WORK ITEM: How many of the lines in the data contain "JSON"? Give only the number.

(Data records for software interfaces)
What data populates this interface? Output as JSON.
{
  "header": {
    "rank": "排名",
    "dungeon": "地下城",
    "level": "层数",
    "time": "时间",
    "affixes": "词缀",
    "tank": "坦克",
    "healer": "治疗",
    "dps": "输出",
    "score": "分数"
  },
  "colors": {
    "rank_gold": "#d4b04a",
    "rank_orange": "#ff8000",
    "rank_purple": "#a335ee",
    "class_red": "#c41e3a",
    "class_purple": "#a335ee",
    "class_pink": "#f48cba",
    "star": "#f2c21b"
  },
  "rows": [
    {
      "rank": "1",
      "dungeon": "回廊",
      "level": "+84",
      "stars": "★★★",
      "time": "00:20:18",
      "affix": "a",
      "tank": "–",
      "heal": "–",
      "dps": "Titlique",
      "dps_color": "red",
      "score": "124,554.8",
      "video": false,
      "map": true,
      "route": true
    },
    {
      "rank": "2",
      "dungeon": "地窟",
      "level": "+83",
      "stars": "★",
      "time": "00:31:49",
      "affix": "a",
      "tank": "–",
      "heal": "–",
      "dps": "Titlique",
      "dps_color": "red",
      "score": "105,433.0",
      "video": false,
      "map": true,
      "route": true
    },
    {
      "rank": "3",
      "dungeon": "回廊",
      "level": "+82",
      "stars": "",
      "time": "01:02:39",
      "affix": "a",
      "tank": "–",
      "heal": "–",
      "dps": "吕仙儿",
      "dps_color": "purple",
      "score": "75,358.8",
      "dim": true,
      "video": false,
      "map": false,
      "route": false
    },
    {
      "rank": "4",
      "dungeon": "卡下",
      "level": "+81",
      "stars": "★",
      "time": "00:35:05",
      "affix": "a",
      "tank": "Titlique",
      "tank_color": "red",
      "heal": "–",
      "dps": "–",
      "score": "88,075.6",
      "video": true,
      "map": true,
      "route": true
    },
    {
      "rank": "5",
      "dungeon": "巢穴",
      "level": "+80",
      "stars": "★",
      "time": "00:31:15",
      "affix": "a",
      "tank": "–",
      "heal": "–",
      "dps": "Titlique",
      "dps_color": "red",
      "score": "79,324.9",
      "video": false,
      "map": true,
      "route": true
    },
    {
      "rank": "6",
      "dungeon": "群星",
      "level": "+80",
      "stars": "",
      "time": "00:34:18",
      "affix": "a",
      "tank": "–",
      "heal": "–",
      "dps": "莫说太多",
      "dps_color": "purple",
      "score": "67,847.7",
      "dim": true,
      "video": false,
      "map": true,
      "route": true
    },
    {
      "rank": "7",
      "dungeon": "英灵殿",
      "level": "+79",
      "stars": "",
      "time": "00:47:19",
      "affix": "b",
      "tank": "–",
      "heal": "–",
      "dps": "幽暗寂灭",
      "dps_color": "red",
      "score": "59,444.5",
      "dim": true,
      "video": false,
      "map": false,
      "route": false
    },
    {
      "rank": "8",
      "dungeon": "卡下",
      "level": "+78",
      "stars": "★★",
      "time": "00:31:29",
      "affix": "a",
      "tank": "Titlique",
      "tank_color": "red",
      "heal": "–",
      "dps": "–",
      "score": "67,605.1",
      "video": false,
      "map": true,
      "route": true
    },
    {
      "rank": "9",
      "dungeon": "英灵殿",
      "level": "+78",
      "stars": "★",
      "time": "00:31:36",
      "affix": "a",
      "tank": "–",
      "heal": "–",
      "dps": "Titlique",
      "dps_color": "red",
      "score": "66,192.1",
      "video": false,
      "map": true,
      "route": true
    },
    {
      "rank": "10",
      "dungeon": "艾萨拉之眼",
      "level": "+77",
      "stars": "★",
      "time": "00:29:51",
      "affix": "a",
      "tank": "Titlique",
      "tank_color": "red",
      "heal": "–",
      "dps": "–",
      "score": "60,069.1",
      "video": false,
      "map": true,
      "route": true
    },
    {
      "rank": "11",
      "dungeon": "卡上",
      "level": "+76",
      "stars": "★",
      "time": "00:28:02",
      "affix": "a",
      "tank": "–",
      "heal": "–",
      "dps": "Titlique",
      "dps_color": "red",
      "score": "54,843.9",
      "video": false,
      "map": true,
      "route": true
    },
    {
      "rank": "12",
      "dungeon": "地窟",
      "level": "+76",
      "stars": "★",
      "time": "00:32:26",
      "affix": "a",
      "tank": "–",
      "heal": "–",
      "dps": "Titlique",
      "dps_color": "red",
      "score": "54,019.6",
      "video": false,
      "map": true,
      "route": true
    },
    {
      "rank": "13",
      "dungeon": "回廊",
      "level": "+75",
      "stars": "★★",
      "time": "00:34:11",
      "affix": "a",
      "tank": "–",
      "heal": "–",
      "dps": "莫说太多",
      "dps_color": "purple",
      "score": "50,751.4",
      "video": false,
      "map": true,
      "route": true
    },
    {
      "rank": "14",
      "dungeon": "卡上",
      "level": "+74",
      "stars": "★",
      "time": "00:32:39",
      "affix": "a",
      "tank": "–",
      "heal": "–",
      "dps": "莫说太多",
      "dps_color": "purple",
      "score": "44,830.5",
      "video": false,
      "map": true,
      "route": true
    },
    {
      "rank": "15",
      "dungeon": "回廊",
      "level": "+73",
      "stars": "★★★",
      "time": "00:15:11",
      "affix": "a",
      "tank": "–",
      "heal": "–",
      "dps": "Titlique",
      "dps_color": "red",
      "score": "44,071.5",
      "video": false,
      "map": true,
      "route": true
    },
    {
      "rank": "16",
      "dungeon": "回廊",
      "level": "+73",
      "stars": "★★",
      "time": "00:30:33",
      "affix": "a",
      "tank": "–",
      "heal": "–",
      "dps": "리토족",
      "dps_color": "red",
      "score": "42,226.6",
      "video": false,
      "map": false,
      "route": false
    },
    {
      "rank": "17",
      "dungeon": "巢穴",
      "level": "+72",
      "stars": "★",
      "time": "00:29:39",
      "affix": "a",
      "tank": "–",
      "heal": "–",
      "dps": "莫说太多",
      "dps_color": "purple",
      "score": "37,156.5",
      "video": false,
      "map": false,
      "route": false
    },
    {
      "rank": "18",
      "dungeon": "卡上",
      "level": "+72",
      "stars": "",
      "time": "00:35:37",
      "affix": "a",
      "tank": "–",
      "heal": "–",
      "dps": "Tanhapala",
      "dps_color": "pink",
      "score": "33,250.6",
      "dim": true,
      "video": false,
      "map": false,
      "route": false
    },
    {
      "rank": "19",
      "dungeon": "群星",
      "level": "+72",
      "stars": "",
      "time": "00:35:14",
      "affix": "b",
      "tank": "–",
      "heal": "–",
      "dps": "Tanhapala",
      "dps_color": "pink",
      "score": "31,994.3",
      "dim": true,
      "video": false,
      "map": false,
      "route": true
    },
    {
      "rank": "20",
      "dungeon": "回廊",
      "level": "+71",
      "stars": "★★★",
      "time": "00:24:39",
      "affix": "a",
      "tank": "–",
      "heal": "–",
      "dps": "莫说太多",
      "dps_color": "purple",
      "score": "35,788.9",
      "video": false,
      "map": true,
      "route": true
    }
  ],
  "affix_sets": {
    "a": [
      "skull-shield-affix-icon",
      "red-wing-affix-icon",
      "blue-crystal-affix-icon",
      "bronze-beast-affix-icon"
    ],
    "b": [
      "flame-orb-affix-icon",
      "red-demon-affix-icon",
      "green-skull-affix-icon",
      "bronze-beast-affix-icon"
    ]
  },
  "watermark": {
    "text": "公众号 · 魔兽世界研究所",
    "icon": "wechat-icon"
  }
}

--

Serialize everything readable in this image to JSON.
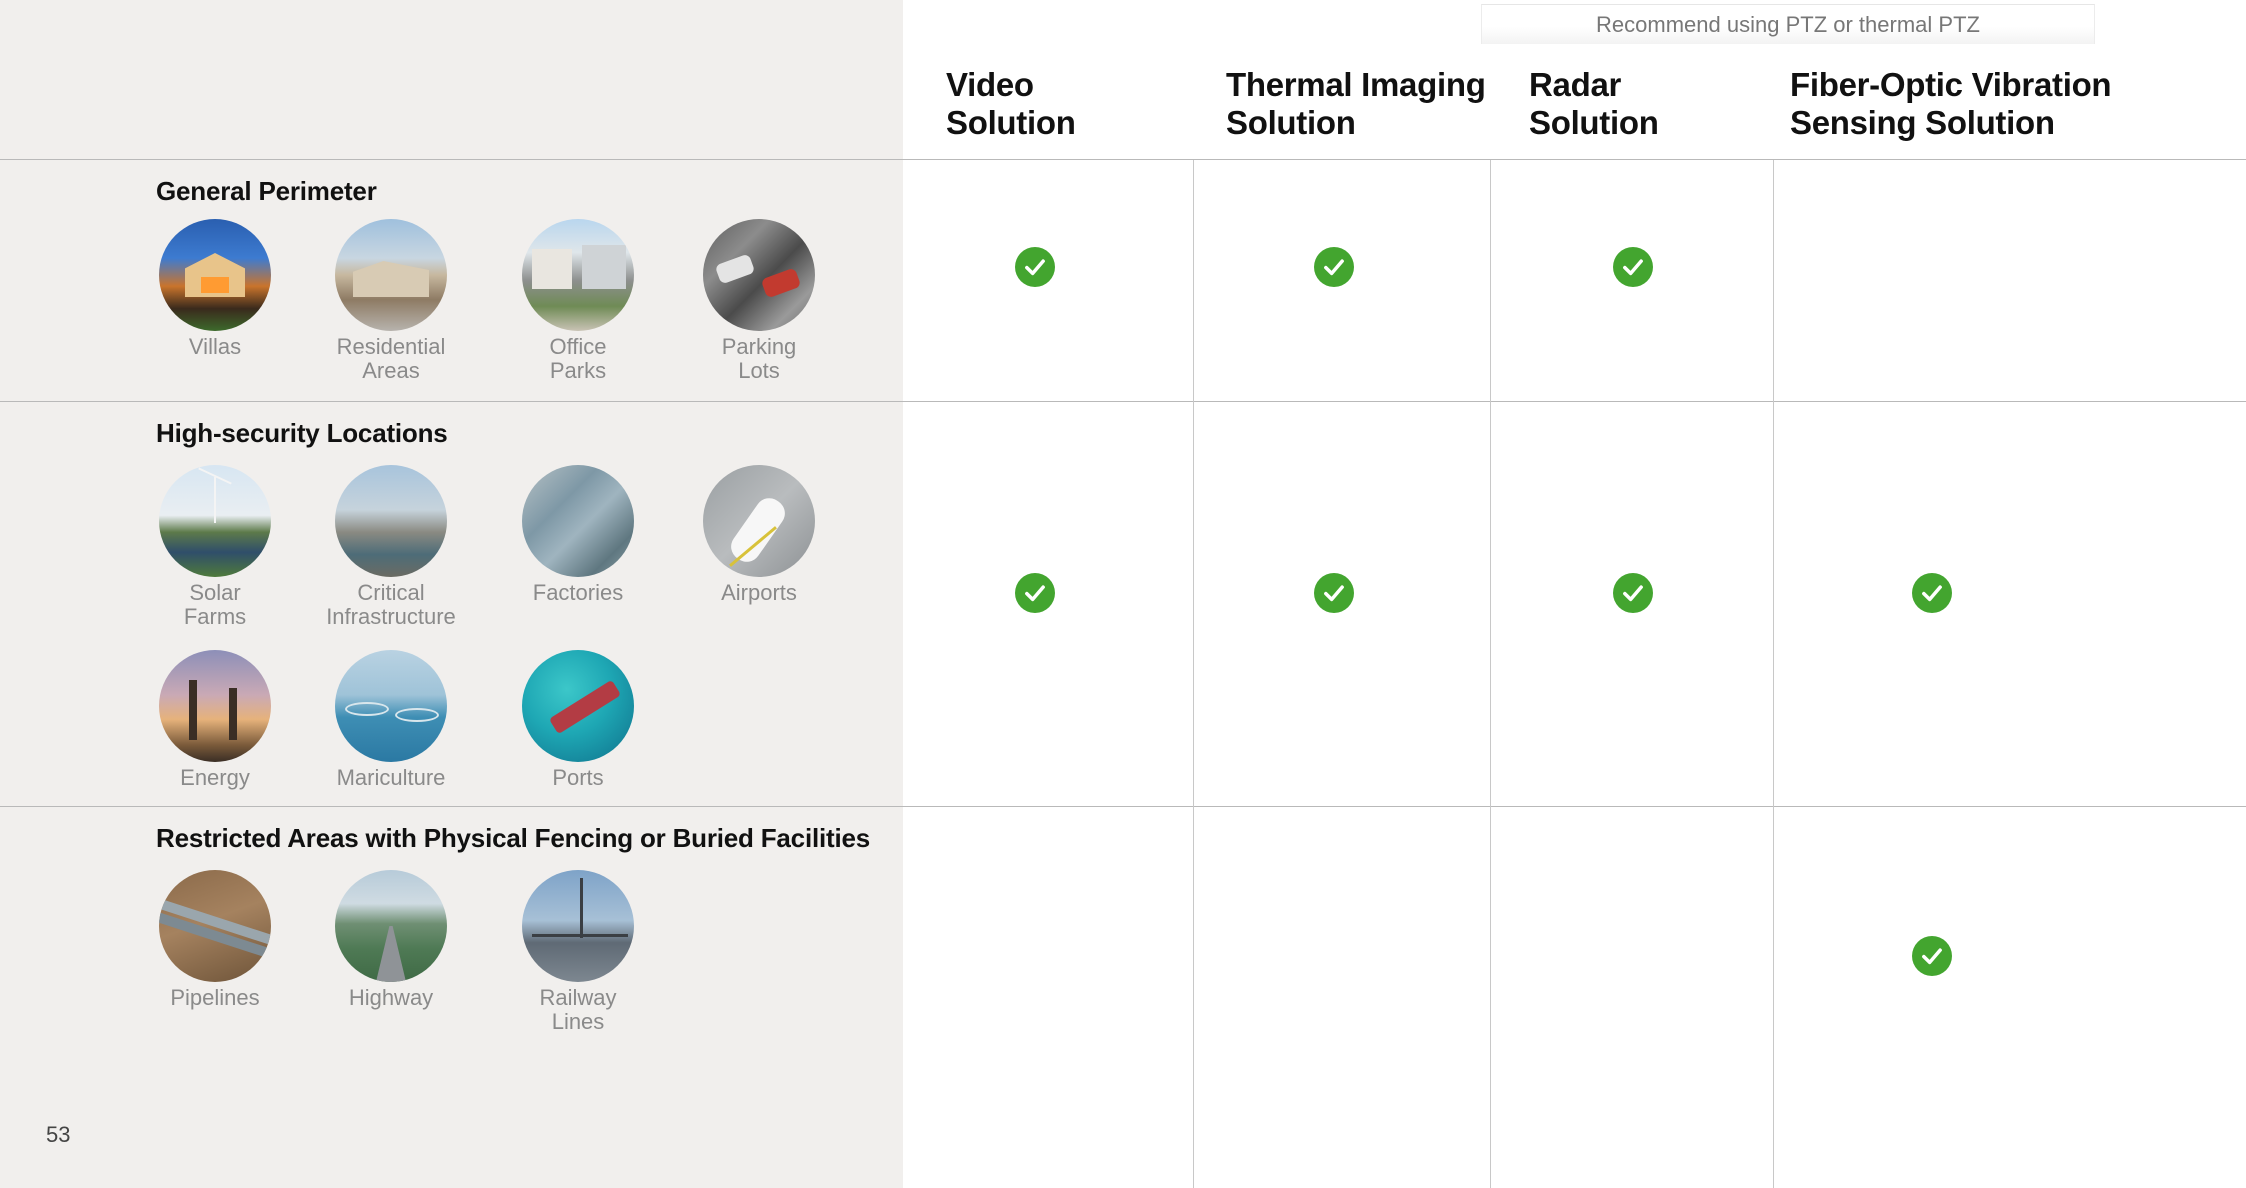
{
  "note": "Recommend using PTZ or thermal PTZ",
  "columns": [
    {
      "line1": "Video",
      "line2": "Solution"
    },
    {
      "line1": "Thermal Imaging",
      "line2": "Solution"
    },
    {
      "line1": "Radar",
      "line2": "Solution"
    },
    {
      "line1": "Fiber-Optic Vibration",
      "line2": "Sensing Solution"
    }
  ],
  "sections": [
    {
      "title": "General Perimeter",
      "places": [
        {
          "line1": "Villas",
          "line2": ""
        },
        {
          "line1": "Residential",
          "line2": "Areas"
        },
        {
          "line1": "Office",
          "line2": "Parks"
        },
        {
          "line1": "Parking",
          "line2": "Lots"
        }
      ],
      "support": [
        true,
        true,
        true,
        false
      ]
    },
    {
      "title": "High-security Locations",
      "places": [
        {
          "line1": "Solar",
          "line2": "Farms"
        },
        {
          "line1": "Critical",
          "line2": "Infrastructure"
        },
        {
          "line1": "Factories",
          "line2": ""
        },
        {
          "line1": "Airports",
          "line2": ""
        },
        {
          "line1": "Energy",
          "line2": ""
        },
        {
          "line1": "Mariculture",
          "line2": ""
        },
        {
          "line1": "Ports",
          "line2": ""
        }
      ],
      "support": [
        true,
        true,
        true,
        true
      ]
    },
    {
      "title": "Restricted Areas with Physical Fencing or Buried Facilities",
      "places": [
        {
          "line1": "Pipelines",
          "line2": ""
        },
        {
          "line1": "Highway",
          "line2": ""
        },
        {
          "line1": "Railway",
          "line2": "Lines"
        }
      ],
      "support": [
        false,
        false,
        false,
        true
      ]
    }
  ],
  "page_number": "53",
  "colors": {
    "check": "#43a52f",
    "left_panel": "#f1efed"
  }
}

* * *

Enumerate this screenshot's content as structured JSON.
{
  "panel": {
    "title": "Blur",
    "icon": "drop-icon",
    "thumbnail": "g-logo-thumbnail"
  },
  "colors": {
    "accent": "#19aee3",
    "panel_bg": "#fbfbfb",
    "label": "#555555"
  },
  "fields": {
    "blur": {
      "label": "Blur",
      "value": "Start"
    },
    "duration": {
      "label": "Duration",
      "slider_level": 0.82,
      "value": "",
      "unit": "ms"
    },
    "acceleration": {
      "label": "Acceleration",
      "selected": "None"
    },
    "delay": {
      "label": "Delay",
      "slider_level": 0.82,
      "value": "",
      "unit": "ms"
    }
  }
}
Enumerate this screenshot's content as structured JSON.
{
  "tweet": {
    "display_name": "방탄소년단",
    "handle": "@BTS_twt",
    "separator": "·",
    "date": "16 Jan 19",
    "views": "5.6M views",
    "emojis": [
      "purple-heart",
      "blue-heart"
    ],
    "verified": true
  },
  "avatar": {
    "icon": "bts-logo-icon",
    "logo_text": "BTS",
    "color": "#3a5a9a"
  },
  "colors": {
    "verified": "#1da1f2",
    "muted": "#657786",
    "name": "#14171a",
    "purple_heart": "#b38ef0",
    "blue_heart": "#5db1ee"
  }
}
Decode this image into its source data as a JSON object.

OUTPUT OF THE TASK: 5